▸ **What is expected**: List each line of the data in which the string "nothing" appears.

Entries provided section start

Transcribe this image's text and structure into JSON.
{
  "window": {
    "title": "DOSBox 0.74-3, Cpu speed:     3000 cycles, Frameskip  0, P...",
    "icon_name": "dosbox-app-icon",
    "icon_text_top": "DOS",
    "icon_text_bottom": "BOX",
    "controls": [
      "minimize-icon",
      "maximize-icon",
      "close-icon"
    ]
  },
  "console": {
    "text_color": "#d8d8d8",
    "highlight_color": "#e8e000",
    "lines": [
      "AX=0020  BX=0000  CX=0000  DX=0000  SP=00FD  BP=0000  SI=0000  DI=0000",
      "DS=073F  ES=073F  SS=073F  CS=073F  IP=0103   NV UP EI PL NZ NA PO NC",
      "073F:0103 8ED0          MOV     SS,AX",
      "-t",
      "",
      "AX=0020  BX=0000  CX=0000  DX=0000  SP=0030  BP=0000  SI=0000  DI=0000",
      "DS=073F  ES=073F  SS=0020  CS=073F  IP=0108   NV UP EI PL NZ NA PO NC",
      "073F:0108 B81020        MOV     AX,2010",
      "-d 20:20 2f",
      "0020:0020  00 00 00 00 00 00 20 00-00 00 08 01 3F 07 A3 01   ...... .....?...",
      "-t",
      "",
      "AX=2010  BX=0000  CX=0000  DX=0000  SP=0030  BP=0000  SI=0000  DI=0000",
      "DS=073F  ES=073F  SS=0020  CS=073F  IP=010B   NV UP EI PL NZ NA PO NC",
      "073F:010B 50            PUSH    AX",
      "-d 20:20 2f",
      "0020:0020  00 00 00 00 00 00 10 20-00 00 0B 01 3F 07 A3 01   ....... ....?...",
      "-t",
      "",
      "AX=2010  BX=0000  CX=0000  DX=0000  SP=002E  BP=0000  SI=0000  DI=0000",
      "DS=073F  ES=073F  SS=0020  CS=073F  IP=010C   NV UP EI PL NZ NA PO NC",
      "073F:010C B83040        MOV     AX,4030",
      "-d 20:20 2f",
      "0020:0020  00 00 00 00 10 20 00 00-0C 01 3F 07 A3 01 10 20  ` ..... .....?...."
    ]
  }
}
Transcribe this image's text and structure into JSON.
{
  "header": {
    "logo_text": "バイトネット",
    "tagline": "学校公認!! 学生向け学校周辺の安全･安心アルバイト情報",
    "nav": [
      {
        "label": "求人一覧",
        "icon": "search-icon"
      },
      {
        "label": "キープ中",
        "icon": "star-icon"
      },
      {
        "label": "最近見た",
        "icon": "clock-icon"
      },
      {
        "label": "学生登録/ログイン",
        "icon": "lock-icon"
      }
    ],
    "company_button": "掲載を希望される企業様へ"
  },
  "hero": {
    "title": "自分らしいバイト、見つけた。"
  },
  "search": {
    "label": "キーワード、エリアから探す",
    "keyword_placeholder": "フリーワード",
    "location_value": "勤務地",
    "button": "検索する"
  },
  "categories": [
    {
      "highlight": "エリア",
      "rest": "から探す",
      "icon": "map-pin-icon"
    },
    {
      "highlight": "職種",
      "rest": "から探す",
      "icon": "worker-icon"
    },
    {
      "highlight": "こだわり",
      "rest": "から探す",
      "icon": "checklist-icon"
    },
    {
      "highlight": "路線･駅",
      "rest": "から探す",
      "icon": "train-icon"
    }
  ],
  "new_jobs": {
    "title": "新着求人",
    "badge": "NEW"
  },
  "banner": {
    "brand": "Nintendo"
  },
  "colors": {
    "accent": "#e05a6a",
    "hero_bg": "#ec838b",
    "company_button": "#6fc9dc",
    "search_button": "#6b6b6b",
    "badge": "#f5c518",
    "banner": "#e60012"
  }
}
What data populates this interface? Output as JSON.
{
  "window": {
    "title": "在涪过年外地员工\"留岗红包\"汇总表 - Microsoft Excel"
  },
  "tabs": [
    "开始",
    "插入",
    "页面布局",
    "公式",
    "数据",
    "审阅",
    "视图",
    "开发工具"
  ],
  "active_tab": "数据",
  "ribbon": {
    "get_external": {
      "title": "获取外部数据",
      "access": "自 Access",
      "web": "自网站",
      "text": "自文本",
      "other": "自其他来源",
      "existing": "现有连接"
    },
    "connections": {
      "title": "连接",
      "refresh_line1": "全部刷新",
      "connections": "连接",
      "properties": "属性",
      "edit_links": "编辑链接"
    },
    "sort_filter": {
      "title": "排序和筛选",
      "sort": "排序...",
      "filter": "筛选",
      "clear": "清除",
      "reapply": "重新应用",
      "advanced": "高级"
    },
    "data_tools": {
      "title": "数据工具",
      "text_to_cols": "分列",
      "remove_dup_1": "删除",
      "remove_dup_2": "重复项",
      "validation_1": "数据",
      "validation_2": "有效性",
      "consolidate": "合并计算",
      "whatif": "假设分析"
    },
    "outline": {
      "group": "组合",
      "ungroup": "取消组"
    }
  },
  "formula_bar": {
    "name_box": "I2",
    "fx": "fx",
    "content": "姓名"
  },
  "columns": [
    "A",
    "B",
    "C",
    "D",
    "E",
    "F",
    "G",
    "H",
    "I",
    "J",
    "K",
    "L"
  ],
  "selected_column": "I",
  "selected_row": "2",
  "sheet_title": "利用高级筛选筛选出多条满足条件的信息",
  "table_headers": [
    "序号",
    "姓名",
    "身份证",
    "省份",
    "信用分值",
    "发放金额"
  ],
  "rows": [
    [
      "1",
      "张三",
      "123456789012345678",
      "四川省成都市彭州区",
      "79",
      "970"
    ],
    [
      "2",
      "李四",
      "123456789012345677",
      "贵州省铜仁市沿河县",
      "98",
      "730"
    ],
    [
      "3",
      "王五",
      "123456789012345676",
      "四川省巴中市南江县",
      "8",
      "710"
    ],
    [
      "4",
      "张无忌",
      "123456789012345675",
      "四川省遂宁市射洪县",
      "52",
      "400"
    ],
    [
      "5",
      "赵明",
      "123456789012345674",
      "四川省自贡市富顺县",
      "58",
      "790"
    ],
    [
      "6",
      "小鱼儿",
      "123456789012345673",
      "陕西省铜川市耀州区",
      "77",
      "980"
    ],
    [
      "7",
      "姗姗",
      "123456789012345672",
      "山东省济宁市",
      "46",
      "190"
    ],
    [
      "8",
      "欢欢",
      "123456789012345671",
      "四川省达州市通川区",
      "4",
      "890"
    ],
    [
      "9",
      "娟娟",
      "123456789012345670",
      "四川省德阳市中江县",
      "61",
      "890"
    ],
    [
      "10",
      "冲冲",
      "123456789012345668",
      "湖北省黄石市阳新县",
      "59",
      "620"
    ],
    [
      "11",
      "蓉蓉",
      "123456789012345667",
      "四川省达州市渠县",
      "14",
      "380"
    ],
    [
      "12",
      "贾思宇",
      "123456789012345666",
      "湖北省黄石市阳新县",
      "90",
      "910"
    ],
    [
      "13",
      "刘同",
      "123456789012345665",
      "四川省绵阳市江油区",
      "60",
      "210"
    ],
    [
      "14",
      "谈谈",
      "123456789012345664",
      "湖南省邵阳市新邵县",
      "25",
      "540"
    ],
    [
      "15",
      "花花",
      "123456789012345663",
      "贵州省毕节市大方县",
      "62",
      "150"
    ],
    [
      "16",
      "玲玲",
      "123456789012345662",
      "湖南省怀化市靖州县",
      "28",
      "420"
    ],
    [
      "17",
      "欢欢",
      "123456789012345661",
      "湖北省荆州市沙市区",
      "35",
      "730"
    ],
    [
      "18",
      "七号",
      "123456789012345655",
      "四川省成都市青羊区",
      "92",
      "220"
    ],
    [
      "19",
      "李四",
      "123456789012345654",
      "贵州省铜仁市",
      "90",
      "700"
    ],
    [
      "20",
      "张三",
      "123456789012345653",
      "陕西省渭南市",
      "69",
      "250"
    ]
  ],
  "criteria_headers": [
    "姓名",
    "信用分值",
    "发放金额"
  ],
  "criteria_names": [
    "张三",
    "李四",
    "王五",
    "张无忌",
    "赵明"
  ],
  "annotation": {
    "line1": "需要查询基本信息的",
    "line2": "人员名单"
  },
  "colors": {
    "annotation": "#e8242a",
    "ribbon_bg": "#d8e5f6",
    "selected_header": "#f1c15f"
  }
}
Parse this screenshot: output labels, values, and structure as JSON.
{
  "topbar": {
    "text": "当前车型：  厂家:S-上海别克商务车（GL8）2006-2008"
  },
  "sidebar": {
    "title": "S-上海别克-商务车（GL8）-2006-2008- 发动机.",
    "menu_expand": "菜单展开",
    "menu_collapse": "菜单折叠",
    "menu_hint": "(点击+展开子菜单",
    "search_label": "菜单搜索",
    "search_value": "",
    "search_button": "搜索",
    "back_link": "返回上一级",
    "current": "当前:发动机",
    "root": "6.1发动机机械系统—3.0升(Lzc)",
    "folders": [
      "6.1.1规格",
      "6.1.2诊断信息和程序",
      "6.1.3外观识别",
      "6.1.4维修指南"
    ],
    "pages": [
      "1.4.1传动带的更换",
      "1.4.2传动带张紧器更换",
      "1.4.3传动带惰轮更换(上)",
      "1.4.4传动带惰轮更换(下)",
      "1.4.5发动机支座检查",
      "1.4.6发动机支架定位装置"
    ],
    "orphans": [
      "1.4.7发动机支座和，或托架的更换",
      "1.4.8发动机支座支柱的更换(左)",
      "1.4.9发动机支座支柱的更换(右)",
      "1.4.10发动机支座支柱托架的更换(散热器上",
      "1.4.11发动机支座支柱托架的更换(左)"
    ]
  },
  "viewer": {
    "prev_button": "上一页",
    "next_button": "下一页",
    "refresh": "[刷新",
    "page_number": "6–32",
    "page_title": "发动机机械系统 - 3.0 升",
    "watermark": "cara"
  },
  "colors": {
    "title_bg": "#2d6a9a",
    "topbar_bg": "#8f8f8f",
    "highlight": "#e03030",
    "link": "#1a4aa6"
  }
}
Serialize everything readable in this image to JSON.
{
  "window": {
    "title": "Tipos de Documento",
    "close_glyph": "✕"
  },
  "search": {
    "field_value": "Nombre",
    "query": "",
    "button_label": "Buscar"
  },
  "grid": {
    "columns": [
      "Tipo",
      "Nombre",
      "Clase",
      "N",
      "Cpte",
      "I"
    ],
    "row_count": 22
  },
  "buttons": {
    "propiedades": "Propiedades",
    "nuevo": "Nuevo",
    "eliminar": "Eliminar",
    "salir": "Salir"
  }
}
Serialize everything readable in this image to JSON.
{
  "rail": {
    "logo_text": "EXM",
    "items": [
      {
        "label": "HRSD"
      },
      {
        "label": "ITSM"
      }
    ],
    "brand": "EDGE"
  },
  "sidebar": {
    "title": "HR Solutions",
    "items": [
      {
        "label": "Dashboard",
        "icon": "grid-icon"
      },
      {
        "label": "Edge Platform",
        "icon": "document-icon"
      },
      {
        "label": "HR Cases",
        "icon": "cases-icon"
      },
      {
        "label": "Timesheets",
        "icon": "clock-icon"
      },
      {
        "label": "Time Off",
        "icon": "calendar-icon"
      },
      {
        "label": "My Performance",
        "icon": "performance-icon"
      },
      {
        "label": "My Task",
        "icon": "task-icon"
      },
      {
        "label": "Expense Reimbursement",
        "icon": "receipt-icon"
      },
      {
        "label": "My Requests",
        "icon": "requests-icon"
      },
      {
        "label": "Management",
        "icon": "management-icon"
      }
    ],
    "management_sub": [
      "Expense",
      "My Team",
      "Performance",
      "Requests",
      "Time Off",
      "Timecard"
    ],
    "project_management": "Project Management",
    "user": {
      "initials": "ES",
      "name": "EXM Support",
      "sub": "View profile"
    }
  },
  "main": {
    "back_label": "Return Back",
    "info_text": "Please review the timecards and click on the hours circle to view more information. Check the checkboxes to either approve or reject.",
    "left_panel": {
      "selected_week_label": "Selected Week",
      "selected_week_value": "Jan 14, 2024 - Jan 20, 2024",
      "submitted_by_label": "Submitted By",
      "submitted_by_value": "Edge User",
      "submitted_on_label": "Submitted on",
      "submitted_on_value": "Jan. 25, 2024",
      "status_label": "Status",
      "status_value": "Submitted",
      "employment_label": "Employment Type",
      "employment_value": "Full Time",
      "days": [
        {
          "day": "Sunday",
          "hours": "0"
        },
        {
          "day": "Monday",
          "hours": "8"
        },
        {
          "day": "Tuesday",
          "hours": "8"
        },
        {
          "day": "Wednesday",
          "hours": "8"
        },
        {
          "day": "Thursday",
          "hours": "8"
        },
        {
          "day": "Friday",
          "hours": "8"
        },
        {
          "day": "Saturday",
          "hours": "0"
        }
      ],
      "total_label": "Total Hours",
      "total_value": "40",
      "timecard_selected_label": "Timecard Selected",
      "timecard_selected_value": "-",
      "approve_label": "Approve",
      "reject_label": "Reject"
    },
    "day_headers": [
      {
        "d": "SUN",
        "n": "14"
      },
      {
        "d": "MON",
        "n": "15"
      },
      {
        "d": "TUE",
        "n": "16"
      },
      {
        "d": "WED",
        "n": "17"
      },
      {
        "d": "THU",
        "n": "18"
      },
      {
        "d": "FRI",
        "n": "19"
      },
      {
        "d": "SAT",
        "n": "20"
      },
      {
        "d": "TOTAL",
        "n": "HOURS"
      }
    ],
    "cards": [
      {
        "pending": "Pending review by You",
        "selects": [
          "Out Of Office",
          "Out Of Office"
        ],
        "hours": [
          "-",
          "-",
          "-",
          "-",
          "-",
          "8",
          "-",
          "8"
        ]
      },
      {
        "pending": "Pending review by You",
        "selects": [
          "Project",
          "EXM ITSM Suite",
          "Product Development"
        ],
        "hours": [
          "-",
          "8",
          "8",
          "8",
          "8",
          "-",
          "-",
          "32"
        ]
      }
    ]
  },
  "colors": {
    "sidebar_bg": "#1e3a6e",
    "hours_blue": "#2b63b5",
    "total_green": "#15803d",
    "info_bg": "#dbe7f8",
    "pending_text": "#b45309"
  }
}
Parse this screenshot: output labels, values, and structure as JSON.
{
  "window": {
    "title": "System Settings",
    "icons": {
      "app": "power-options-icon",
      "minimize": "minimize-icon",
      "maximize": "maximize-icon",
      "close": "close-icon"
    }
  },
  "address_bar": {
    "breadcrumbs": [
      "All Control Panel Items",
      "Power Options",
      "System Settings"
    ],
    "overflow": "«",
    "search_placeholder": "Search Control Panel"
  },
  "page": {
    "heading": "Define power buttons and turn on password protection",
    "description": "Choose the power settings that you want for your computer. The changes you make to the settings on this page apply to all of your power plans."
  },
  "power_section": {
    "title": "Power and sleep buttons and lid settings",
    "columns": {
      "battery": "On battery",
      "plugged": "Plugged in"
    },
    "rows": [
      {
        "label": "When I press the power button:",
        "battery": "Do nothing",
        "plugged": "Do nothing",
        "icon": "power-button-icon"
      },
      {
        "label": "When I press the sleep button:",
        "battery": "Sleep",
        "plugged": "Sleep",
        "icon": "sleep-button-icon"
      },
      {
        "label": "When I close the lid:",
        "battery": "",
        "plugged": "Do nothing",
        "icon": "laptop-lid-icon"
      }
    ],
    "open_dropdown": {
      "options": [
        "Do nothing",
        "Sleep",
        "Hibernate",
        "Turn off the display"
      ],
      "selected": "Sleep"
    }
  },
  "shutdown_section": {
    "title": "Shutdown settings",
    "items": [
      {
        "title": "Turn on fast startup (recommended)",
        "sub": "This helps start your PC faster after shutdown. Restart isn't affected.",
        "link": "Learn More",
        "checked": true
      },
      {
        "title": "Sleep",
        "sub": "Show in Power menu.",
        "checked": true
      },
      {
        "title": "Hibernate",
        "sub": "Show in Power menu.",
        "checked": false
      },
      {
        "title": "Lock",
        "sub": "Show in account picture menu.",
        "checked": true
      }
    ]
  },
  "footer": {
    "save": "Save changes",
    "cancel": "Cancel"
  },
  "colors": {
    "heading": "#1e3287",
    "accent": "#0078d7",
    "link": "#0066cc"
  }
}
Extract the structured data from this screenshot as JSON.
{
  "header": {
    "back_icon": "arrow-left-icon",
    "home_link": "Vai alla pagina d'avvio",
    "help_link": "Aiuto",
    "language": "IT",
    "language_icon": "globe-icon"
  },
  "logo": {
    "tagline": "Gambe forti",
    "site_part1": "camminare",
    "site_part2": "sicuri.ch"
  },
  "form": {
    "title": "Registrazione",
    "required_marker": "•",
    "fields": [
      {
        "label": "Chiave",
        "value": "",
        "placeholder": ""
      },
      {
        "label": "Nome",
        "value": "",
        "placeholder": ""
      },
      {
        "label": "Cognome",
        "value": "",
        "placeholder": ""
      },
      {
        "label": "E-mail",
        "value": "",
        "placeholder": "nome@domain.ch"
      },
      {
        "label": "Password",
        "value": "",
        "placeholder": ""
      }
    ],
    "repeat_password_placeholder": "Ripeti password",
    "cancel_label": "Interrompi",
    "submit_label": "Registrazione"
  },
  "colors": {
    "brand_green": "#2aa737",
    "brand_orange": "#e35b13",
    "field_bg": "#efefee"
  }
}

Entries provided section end

▸ **Result**:
        "battery": "Do nothing",
        "plugged": "Do nothing",
        "plugged": "Do nothing",
        "Do nothing",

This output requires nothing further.